_SUPPLIED MATERIAL_.
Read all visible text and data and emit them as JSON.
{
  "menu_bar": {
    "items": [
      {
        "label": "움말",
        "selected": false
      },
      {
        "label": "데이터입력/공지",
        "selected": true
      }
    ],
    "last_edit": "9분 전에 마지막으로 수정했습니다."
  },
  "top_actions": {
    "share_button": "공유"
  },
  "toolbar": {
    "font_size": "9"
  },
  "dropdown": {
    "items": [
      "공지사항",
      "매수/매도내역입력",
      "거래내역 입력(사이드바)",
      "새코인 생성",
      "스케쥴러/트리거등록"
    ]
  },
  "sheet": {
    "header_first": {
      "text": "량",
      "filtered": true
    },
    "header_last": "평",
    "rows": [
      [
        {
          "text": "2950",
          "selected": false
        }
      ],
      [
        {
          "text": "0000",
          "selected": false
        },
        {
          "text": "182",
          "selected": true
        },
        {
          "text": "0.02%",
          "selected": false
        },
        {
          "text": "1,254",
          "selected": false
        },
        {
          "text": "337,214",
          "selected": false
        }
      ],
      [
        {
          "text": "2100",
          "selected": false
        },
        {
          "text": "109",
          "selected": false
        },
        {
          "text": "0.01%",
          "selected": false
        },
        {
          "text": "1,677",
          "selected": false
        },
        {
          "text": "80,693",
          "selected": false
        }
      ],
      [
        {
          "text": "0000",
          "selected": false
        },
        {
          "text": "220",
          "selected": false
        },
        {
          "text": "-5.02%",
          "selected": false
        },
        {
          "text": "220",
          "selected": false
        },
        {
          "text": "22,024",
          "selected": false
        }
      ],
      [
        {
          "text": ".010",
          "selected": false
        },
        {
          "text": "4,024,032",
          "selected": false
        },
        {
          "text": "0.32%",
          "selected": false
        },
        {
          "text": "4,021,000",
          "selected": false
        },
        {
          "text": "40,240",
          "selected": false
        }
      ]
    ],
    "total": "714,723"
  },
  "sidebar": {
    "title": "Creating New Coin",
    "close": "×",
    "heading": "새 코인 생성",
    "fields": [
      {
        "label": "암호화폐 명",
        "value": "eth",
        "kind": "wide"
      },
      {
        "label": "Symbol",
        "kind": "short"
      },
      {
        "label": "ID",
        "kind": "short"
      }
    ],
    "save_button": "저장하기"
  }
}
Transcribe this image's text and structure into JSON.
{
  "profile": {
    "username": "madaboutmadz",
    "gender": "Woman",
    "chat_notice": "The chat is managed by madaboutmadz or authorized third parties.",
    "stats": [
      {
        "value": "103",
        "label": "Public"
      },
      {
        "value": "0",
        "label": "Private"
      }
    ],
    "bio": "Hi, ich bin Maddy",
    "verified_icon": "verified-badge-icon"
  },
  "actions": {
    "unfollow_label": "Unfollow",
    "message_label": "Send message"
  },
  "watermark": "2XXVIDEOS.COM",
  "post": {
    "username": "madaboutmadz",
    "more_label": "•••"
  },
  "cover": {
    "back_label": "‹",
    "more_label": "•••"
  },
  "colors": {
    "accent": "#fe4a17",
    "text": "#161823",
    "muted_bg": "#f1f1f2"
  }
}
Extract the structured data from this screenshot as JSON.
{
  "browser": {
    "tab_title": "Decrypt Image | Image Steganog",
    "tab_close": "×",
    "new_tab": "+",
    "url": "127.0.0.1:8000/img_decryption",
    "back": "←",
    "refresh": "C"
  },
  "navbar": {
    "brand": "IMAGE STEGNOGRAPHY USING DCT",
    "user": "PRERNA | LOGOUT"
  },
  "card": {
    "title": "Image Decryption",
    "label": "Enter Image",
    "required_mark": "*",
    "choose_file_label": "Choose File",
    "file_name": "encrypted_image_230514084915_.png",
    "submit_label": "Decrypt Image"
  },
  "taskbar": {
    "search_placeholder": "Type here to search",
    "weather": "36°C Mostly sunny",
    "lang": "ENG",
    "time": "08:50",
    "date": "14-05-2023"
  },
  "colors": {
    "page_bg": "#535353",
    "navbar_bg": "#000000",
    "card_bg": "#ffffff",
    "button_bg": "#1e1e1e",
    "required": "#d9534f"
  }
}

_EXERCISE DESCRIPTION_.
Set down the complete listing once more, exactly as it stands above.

_WRITTEN ANSWER_.
Read all visible text and data and emit them as JSON.
{
  "menu_bar": {
    "items": [
      {
        "label": "움말",
        "selected": false
      },
      {
        "label": "데이터입력/공지",
        "selected": true
      }
    ],
    "last_edit": "9분 전에 마지막으로 수정했습니다."
  },
  "top_actions": {
    "share_button": "공유"
  },
  "toolbar": {
    "font_size": "9"
  },
  "dropdown": {
    "items": [
      "공지사항",
      "매수/매도내역입력",
      "거래내역 입력(사이드바)",
      "새코인 생성",
      "스케쥴러/트리거등록"
    ]
  },
  "sheet": {
    "header_first": {
      "text": "량",
      "filtered": true
    },
    "header_last": "평",
    "rows": [
      [
        {
          "text": "2950",
          "selected": false
        }
      ],
      [
        {
          "text": "0000",
          "selected": false
        },
        {
          "text": "182",
          "selected": true
        },
        {
          "text": "0.02%",
          "selected": false
        },
        {
          "text": "1,254",
          "selected": false
        },
        {
          "text": "337,214",
          "selected": false
        }
      ],
      [
        {
          "text": "2100",
          "selected": false
        },
        {
          "text": "109",
          "selected": false
        },
        {
          "text": "0.01%",
          "selected": false
        },
        {
          "text": "1,677",
          "selected": false
        },
        {
          "text": "80,693",
          "selected": false
        }
      ],
      [
        {
          "text": "0000",
          "selected": false
        },
        {
          "text": "220",
          "selected": false
        },
        {
          "text": "-5.02%",
          "selected": false
        },
        {
          "text": "220",
          "selected": false
        },
        {
          "text": "22,024",
          "selected": false
        }
      ],
      [
        {
          "text": ".010",
          "selected": false
        },
        {
          "text": "4,024,032",
          "selected": false
        },
        {
          "text": "0.32%",
          "selected": false
        },
        {
          "text": "4,021,000",
          "selected": false
        },
        {
          "text": "40,240",
          "selected": false
        }
      ]
    ],
    "total": "714,723"
  },
  "sidebar": {
    "title": "Creating New Coin",
    "close": "×",
    "heading": "새 코인 생성",
    "fields": [
      {
        "label": "암호화폐 명",
        "value": "eth",
        "kind": "wide"
      },
      {
        "label": "Symbol",
        "kind": "short"
      },
      {
        "label": "ID",
        "kind": "short"
      }
    ],
    "save_button": "저장하기"
  }
}
Transcribe this image's text and structure into JSON.
{
  "profile": {
    "username": "madaboutmadz",
    "gender": "Woman",
    "chat_notice": "The chat is managed by madaboutmadz or authorized third parties.",
    "stats": [
      {
        "value": "103",
        "label": "Public"
      },
      {
        "value": "0",
        "label": "Private"
      }
    ],
    "bio": "Hi, ich bin Maddy",
    "verified_icon": "verified-badge-icon"
  },
  "actions": {
    "unfollow_label": "Unfollow",
    "message_label": "Send message"
  },
  "watermark": "2XXVIDEOS.COM",
  "post": {
    "username": "madaboutmadz",
    "more_label": "•••"
  },
  "cover": {
    "back_label": "‹",
    "more_label": "•••"
  },
  "colors": {
    "accent": "#fe4a17",
    "text": "#161823",
    "muted_bg": "#f1f1f2"
  }
}
Extract the structured data from this screenshot as JSON.
{
  "browser": {
    "tab_title": "Decrypt Image | Image Steganog",
    "tab_close": "×",
    "new_tab": "+",
    "url": "127.0.0.1:8000/img_decryption",
    "back": "←",
    "refresh": "C"
  },
  "navbar": {
    "brand": "IMAGE STEGNOGRAPHY USING DCT",
    "user": "PRERNA | LOGOUT"
  },
  "card": {
    "title": "Image Decryption",
    "label": "Enter Image",
    "required_mark": "*",
    "choose_file_label": "Choose File",
    "file_name": "encrypted_image_230514084915_.png",
    "submit_label": "Decrypt Image"
  },
  "taskbar": {
    "search_placeholder": "Type here to search",
    "weather": "36°C Mostly sunny",
    "lang": "ENG",
    "time": "08:50",
    "date": "14-05-2023"
  },
  "colors": {
    "page_bg": "#535353",
    "navbar_bg": "#000000",
    "card_bg": "#ffffff",
    "button_bg": "#1e1e1e",
    "required": "#d9534f"
  }
}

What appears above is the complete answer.